*** Opening of Data provided ***

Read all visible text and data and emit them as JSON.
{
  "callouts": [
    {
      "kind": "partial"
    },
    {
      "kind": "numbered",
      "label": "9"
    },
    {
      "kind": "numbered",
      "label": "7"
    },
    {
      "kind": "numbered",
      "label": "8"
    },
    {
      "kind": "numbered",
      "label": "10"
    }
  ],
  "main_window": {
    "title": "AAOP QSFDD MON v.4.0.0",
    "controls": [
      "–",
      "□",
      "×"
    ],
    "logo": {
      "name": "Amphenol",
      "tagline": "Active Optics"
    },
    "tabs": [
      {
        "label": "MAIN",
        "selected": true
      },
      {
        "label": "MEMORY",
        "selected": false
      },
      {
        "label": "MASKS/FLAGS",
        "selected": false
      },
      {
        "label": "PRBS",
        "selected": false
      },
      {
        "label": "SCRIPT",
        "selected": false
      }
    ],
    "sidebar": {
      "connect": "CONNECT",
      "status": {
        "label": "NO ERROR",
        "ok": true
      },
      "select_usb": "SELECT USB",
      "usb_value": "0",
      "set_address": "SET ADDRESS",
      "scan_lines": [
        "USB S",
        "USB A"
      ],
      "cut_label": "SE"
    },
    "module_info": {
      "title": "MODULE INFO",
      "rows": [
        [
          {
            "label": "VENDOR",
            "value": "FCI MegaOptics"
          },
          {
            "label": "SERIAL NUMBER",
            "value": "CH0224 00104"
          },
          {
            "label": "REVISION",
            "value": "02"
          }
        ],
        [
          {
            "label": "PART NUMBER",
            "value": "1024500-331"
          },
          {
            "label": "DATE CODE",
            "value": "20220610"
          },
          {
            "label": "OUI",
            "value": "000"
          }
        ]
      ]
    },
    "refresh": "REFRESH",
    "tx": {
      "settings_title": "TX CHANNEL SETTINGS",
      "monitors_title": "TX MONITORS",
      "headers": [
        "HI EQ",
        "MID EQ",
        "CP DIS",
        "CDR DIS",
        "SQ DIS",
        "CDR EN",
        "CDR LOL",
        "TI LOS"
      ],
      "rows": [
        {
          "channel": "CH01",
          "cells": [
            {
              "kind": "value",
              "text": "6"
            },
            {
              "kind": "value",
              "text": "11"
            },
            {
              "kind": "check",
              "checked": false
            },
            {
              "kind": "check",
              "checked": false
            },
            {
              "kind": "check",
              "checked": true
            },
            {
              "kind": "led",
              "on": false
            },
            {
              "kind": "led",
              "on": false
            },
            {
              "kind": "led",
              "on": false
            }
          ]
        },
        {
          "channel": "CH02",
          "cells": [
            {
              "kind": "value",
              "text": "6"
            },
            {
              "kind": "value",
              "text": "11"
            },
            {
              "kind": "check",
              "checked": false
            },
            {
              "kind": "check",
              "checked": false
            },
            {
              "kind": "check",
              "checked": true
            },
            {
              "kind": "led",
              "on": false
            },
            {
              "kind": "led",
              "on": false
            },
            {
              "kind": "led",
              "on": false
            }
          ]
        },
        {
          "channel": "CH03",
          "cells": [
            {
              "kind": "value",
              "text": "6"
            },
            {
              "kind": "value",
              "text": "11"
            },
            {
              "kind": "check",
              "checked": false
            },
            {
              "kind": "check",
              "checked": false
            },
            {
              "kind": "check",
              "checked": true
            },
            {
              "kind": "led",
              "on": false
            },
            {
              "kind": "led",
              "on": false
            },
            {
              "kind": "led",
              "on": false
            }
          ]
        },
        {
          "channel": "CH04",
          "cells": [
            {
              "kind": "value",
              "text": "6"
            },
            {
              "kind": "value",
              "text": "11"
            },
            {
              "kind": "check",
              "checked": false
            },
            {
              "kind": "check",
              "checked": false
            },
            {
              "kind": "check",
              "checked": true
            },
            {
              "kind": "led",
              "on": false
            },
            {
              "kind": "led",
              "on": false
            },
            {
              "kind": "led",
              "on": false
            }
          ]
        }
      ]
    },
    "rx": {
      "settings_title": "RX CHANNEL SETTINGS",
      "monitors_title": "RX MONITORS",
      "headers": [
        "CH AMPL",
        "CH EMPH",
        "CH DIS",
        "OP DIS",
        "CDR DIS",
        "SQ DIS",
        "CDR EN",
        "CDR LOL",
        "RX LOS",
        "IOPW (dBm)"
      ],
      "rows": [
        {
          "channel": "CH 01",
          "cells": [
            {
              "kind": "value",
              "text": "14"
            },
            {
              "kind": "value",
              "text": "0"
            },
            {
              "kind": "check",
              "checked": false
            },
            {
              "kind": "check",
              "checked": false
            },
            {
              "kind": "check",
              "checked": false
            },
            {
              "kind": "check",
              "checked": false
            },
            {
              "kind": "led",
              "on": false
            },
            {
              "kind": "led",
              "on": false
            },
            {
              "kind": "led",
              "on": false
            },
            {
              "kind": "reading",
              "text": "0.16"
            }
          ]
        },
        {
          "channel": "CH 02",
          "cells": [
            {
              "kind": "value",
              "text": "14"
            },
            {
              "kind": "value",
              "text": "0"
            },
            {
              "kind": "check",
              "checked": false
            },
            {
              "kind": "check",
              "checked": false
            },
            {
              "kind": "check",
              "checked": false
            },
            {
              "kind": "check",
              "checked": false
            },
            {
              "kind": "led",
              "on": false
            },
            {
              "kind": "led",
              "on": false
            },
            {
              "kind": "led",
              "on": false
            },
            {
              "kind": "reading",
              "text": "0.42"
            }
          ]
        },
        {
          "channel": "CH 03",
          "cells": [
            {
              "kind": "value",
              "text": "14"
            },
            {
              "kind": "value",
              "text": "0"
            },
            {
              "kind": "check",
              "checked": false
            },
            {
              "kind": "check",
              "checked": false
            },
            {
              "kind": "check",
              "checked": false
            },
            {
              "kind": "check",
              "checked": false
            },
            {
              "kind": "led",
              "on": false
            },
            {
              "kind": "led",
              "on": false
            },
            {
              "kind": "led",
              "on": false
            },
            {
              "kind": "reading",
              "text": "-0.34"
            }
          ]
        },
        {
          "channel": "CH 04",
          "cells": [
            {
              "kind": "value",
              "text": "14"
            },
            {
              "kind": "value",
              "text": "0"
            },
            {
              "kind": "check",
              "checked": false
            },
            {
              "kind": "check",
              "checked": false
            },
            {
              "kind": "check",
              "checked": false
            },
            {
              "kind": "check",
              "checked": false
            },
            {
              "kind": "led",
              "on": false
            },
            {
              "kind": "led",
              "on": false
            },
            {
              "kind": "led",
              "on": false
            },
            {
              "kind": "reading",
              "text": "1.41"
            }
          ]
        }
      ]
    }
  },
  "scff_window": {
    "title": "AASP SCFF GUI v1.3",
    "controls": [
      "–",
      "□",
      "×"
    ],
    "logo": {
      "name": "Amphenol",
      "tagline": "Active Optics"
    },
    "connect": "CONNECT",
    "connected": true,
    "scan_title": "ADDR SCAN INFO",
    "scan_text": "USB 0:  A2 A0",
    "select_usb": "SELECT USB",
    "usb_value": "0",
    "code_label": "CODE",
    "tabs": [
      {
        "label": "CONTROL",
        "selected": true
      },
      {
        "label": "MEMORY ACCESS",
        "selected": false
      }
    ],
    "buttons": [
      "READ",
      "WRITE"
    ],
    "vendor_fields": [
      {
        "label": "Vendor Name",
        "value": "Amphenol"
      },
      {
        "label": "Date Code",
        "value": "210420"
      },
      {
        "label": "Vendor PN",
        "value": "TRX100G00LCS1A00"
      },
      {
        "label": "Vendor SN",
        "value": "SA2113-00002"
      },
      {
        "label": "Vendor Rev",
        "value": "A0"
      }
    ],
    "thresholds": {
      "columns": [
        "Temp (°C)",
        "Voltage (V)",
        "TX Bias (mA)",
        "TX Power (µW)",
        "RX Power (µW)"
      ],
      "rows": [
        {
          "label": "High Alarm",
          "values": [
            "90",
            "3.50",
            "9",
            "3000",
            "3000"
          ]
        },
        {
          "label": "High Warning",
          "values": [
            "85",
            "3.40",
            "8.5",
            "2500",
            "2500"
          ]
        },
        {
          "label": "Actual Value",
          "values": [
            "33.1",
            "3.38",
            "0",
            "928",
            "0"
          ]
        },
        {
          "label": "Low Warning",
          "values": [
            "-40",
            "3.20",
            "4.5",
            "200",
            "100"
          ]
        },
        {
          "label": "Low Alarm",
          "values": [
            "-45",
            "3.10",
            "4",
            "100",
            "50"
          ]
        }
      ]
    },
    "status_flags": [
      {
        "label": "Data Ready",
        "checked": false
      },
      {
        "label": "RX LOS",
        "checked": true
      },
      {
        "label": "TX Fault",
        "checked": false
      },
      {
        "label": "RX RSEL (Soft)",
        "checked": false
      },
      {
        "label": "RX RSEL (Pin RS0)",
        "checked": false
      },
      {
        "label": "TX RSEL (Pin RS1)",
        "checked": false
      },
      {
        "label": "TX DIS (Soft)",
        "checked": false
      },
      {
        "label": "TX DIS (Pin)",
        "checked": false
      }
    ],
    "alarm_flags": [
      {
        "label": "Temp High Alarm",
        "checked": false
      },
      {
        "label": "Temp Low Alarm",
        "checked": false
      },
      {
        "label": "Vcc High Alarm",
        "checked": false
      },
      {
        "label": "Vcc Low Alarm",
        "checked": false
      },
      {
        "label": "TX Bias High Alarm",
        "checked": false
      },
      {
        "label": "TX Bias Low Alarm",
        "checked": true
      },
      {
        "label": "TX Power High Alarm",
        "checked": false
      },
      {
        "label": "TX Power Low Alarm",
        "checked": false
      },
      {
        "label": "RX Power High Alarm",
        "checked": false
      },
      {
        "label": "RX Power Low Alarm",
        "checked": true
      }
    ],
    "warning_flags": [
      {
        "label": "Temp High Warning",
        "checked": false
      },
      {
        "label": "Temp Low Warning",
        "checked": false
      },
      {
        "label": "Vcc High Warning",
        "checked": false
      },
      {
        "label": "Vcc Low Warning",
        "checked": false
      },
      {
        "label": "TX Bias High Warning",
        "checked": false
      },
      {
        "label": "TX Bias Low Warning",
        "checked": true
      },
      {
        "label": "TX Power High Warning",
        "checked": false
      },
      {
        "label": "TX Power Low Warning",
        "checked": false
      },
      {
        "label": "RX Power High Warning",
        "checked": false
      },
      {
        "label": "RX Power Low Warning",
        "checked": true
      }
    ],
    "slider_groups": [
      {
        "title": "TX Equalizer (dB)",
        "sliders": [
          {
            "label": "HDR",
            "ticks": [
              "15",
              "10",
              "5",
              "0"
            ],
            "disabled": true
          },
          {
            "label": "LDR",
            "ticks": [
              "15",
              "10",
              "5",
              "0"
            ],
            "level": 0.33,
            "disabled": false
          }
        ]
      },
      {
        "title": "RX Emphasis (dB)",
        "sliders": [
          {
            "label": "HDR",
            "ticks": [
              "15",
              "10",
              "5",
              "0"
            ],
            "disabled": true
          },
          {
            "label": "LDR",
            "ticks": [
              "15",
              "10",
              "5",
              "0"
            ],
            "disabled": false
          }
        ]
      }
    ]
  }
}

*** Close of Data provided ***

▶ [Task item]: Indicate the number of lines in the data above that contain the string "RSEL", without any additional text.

▶ [Problem solution]: 3